------ DATA ------

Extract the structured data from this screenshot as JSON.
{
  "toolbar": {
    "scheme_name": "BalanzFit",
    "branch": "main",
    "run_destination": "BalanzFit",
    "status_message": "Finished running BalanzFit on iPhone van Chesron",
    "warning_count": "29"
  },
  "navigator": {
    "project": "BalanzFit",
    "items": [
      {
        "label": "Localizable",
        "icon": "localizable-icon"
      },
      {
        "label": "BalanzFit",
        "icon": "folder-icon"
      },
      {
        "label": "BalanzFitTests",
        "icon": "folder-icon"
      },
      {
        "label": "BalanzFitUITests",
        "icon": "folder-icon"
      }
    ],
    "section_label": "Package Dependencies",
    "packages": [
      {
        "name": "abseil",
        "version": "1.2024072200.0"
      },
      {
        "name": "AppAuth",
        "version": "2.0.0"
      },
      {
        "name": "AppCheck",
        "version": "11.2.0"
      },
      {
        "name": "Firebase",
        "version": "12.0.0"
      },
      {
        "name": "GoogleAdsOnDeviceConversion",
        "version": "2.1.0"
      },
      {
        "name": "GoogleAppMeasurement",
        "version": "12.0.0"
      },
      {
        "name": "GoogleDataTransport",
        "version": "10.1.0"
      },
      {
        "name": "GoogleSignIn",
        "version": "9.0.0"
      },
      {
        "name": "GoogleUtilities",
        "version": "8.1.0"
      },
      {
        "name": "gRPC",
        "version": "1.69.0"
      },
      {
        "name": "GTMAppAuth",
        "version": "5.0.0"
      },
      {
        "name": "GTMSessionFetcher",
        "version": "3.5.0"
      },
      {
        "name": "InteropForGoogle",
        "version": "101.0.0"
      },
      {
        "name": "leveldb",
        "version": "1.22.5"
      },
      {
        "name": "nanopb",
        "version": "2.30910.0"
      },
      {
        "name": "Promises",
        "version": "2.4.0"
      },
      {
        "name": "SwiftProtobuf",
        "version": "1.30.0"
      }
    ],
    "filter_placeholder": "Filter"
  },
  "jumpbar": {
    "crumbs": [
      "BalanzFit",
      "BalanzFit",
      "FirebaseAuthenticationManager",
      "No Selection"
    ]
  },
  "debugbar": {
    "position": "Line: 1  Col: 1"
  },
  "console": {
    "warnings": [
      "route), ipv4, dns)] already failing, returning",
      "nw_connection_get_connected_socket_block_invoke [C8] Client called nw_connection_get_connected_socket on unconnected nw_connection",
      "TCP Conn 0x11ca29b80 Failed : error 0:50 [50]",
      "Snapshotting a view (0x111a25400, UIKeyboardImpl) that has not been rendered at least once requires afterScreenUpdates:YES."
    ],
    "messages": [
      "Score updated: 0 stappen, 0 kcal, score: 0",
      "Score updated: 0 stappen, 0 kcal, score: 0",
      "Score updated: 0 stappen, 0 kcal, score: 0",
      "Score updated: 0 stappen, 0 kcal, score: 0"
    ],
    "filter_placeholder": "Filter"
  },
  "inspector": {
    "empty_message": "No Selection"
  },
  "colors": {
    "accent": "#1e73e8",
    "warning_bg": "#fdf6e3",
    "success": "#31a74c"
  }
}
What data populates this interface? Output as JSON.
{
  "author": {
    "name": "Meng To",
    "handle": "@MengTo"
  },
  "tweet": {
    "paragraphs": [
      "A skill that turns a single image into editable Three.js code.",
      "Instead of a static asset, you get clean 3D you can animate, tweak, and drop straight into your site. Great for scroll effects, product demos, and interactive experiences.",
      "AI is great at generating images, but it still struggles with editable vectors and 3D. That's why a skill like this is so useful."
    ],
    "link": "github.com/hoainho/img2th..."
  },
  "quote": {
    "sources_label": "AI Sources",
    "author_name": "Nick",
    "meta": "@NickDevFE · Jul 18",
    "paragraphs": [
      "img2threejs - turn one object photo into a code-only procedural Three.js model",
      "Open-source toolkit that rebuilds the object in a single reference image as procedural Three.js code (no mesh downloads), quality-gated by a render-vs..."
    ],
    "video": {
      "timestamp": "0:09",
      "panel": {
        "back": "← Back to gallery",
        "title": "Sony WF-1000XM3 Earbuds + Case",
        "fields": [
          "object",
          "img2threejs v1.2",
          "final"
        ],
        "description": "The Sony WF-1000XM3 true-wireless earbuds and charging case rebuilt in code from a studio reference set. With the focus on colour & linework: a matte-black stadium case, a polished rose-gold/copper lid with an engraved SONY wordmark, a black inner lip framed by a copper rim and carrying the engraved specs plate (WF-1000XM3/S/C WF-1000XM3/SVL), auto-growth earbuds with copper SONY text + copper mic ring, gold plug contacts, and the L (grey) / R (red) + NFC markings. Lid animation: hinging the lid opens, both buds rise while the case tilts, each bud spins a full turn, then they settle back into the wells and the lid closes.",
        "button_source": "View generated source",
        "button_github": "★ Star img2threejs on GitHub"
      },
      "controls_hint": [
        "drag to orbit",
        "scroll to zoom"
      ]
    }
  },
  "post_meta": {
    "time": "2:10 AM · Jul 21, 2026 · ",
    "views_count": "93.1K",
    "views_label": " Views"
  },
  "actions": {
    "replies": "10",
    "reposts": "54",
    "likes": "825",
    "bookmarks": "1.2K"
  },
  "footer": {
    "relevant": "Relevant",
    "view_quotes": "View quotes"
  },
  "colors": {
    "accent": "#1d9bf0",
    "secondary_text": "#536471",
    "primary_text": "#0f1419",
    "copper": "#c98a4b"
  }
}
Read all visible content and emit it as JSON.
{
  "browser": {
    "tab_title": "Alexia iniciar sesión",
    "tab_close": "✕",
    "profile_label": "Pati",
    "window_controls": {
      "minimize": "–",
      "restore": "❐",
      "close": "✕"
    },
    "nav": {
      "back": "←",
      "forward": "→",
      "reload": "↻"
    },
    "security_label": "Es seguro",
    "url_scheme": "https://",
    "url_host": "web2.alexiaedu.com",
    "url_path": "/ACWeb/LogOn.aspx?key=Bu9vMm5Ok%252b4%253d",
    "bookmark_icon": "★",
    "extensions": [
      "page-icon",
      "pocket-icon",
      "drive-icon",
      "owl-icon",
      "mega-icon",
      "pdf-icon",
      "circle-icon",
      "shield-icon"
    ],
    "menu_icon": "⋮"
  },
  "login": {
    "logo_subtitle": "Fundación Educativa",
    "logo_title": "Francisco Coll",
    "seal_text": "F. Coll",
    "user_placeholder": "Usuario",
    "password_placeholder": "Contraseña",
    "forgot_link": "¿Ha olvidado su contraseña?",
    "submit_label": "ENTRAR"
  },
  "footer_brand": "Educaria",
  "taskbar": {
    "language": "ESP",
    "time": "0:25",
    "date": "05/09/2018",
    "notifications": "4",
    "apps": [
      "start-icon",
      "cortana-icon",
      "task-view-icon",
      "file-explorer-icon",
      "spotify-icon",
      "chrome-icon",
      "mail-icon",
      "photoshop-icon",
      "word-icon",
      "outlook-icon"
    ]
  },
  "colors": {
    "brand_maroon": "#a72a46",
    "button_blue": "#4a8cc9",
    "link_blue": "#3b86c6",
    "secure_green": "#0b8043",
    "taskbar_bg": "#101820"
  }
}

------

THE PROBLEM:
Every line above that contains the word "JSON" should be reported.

ANSWER TO THE EXERCISE:
Extract the structured data from this screenshot as JSON.
What data populates this interface? Output as JSON.
Read all visible content and emit it as JSON.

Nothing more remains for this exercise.